A World Without Aids?

Jun 5, 2012


When the AIDS epidemic hit in the 1980s, it was a scourge unlike any other, one that weakened the body’s defenses and left victims to die an agonizingly slow death. Now, new treatments have made HIV/AIDS a manageable disease, while a cure and vaccine seem like more of a possibility than ever.

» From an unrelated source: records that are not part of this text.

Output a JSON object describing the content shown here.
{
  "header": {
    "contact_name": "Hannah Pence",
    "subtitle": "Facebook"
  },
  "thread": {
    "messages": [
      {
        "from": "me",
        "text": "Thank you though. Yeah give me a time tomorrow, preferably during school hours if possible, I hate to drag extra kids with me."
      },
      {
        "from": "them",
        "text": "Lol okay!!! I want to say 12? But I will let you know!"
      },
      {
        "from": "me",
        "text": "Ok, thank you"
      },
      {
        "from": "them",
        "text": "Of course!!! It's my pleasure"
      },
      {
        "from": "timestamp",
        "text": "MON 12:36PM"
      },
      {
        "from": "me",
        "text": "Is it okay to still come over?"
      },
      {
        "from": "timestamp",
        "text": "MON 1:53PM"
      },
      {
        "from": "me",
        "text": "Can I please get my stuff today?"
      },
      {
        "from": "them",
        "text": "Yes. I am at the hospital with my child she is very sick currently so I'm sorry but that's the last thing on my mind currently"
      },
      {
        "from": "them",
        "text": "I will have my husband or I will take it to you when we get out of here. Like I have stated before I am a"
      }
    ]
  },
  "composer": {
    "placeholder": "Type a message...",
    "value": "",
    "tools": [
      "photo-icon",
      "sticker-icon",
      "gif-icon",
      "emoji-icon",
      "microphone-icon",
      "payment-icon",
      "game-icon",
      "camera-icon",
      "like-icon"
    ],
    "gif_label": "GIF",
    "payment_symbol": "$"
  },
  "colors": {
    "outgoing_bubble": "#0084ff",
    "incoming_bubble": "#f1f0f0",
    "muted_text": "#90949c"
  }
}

Host Frank Stasio gets an update on the latest HIV research breakthroughs and considers how a world without AIDS would affect politics, healthcare and the economy with Daniel Halperin, an epidemiologist and medical anthropologist at the University of North Carolina at Chapel Hill, and author of the new book “Tinderbox: How the West Sparked the AIDS Epidemic, and How the World Can Overcome It" (Penguin/2012); Dr. Myron Cohen, an HIV/AIDS researcher from UNC with many titles including Associate Vice Chancellor for Global Health and Public Health Director at the Institute for Global Health and Infectious Diseases; David Ridley, an assistant professor at the Fuqua School of Business at Duke University; and J. Stephen Morrison, senior vice president and director of the Global Health Policy Center at the Center for Strategic and International Studies in Washington, D.C.